WHAT YOU SHOULD DO:
Print all of the data exactly.

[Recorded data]
-*-*-

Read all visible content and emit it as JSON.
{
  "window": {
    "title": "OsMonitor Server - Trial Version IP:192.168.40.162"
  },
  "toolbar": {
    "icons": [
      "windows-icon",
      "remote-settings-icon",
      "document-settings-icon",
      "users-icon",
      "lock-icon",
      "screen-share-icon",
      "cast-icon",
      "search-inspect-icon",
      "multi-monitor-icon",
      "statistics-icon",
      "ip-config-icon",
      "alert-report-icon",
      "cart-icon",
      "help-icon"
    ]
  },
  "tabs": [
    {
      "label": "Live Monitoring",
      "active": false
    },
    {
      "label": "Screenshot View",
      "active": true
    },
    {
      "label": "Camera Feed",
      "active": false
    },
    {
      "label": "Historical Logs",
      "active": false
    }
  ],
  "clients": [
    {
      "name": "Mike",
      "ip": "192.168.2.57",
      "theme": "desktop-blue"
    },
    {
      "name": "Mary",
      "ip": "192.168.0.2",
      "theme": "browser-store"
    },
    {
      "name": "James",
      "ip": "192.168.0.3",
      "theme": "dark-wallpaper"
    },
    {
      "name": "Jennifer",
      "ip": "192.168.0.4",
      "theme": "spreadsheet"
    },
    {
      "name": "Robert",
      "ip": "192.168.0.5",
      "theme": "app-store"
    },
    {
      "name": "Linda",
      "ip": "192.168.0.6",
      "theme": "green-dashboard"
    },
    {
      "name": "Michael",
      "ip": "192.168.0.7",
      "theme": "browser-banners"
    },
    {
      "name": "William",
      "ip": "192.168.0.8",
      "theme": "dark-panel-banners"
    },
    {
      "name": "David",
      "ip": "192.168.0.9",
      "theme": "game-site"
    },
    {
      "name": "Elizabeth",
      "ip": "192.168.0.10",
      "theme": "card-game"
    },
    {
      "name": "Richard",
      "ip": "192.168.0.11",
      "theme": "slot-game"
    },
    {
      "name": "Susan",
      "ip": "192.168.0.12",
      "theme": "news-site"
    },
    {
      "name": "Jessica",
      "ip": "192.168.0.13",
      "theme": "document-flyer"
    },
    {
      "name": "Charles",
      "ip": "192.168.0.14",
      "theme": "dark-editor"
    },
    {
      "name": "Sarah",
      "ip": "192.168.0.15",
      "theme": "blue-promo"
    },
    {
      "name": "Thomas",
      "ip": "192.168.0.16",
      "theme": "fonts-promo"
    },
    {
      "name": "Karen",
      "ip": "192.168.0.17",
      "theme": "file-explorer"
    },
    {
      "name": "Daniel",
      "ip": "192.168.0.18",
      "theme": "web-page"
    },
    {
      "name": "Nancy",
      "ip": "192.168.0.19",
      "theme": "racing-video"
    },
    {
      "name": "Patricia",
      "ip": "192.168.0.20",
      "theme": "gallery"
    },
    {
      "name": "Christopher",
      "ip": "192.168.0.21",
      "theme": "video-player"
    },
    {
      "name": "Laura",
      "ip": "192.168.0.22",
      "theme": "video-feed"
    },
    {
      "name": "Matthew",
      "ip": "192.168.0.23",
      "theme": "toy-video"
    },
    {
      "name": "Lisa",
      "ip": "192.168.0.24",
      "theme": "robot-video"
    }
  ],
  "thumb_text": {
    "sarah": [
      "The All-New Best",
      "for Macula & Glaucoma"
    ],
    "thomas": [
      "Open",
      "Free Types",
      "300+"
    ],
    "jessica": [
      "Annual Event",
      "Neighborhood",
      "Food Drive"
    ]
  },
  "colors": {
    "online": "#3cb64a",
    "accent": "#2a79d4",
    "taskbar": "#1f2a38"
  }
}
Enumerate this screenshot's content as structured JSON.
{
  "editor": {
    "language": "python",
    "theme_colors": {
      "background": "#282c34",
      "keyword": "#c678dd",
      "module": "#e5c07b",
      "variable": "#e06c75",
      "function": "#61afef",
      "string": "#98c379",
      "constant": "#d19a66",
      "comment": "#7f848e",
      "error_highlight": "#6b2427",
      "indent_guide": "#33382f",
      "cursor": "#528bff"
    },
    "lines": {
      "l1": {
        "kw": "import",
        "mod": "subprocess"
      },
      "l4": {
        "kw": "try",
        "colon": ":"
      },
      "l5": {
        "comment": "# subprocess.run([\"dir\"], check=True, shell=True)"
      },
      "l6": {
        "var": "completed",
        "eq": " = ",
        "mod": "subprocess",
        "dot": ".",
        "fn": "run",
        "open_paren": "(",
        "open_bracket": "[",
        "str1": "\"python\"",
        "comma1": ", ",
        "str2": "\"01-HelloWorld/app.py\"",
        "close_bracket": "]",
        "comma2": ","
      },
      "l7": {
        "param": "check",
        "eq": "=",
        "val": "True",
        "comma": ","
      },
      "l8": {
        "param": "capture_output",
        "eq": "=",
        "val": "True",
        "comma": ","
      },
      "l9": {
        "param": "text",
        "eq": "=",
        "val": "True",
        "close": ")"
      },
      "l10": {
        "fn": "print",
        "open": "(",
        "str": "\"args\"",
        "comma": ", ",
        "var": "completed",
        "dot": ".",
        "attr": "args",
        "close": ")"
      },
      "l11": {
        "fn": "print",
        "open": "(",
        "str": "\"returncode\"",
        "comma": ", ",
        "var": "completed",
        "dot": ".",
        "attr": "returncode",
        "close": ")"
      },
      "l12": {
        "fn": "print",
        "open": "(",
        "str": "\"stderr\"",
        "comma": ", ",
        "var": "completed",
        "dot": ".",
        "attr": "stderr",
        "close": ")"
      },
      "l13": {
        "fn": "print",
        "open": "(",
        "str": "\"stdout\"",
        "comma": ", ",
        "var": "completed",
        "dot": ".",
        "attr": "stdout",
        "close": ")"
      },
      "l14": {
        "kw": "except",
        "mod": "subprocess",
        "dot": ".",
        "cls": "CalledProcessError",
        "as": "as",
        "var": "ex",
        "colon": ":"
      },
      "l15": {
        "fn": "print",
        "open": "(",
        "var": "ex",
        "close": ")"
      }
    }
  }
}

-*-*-

ANSWER TO THIS EXERCISE:
Read all visible content and emit it as JSON.
{
  "window": {
    "title": "OsMonitor Server - Trial Version IP:192.168.40.162"
  },
  "toolbar": {
    "icons": [
      "windows-icon",
      "remote-settings-icon",
      "document-settings-icon",
      "users-icon",
      "lock-icon",
      "screen-share-icon",
      "cast-icon",
      "search-inspect-icon",
      "multi-monitor-icon",
      "statistics-icon",
      "ip-config-icon",
      "alert-report-icon",
      "cart-icon",
      "help-icon"
    ]
  },
  "tabs": [
    {
      "label": "Live Monitoring",
      "active": false
    },
    {
      "label": "Screenshot View",
      "active": true
    },
    {
      "label": "Camera Feed",
      "active": false
    },
    {
      "label": "Historical Logs",
      "active": false
    }
  ],
  "clients": [
    {
      "name": "Mike",
      "ip": "192.168.2.57",
      "theme": "desktop-blue"
    },
    {
      "name": "Mary",
      "ip": "192.168.0.2",
      "theme": "browser-store"
    },
    {
      "name": "James",
      "ip": "192.168.0.3",
      "theme": "dark-wallpaper"
    },
    {
      "name": "Jennifer",
      "ip": "192.168.0.4",
      "theme": "spreadsheet"
    },
    {
      "name": "Robert",
      "ip": "192.168.0.5",
      "theme": "app-store"
    },
    {
      "name": "Linda",
      "ip": "192.168.0.6",
      "theme": "green-dashboard"
    },
    {
      "name": "Michael",
      "ip": "192.168.0.7",
      "theme": "browser-banners"
    },
    {
      "name": "William",
      "ip": "192.168.0.8",
      "theme": "dark-panel-banners"
    },
    {
      "name": "David",
      "ip": "192.168.0.9",
      "theme": "game-site"
    },
    {
      "name": "Elizabeth",
      "ip": "192.168.0.10",
      "theme": "card-game"
    },
    {
      "name": "Richard",
      "ip": "192.168.0.11",
      "theme": "slot-game"
    },
    {
      "name": "Susan",
      "ip": "192.168.0.12",
      "theme": "news-site"
    },
    {
      "name": "Jessica",
      "ip": "192.168.0.13",
      "theme": "document-flyer"
    },
    {
      "name": "Charles",
      "ip": "192.168.0.14",
      "theme": "dark-editor"
    },
    {
      "name": "Sarah",
      "ip": "192.168.0.15",
      "theme": "blue-promo"
    },
    {
      "name": "Thomas",
      "ip": "192.168.0.16",
      "theme": "fonts-promo"
    },
    {
      "name": "Karen",
      "ip": "192.168.0.17",
      "theme": "file-explorer"
    },
    {
      "name": "Daniel",
      "ip": "192.168.0.18",
      "theme": "web-page"
    },
    {
      "name": "Nancy",
      "ip": "192.168.0.19",
      "theme": "racing-video"
    },
    {
      "name": "Patricia",
      "ip": "192.168.0.20",
      "theme": "gallery"
    },
    {
      "name": "Christopher",
      "ip": "192.168.0.21",
      "theme": "video-player"
    },
    {
      "name": "Laura",
      "ip": "192.168.0.22",
      "theme": "video-feed"
    },
    {
      "name": "Matthew",
      "ip": "192.168.0.23",
      "theme": "toy-video"
    },
    {
      "name": "Lisa",
      "ip": "192.168.0.24",
      "theme": "robot-video"
    }
  ],
  "thumb_text": {
    "sarah": [
      "The All-New Best",
      "for Macula & Glaucoma"
    ],
    "thomas": [
      "Open",
      "Free Types",
      "300+"
    ],
    "jessica": [
      "Annual Event",
      "Neighborhood",
      "Food Drive"
    ]
  },
  "colors": {
    "online": "#3cb64a",
    "accent": "#2a79d4",
    "taskbar": "#1f2a38"
  }
}
Enumerate this screenshot's content as structured JSON.
{
  "editor": {
    "language": "python",
    "theme_colors": {
      "background": "#282c34",
      "keyword": "#c678dd",
      "module": "#e5c07b",
      "variable": "#e06c75",
      "function": "#61afef",
      "string": "#98c379",
      "constant": "#d19a66",
      "comment": "#7f848e",
      "error_highlight": "#6b2427",
      "indent_guide": "#33382f",
      "cursor": "#528bff"
    },
    "lines": {
      "l1": {
        "kw": "import",
        "mod": "subprocess"
      },
      "l4": {
        "kw": "try",
        "colon": ":"
      },
      "l5": {
        "comment": "# subprocess.run([\"dir\"], check=True, shell=True)"
      },
      "l6": {
        "var": "completed",
        "eq": " = ",
        "mod": "subprocess",
        "dot": ".",
        "fn": "run",
        "open_paren": "(",
        "open_bracket": "[",
        "str1": "\"python\"",
        "comma1": ", ",
        "str2": "\"01-HelloWorld/app.py\"",
        "close_bracket": "]",
        "comma2": ","
      },
      "l7": {
        "param": "check",
        "eq": "=",
        "val": "True",
        "comma": ","
      },
      "l8": {
        "param": "capture_output",
        "eq": "=",
        "val": "True",
        "comma": ","
      },
      "l9": {
        "param": "text",
        "eq": "=",
        "val": "True",
        "close": ")"
      },
      "l10": {
        "fn": "print",
        "open": "(",
        "str": "\"args\"",
        "comma": ", ",
        "var": "completed",
        "dot": ".",
        "attr": "args",
        "close": ")"
      },
      "l11": {
        "fn": "print",
        "open": "(",
        "str": "\"returncode\"",
        "comma": ", ",
        "var": "completed",
        "dot": ".",
        "attr": "returncode",
        "close": ")"
      },
      "l12": {
        "fn": "print",
        "open": "(",
        "str": "\"stderr\"",
        "comma": ", ",
        "var": "completed",
        "dot": ".",
        "attr": "stderr",
        "close": ")"
      },
      "l13": {
        "fn": "print",
        "open": "(",
        "str": "\"stdout\"",
        "comma": ", ",
        "var": "completed",
        "dot": ".",
        "attr": "stdout",
        "close": ")"
      },
      "l14": {
        "kw": "except",
        "mod": "subprocess",
        "dot": ".",
        "cls": "CalledProcessError",
        "as": "as",
        "var": "ex",
        "colon": ":"
      },
      "l15": {
        "fn": "print",
        "open": "(",
        "var": "ex",
        "close": ")"
      }
    }
  }
}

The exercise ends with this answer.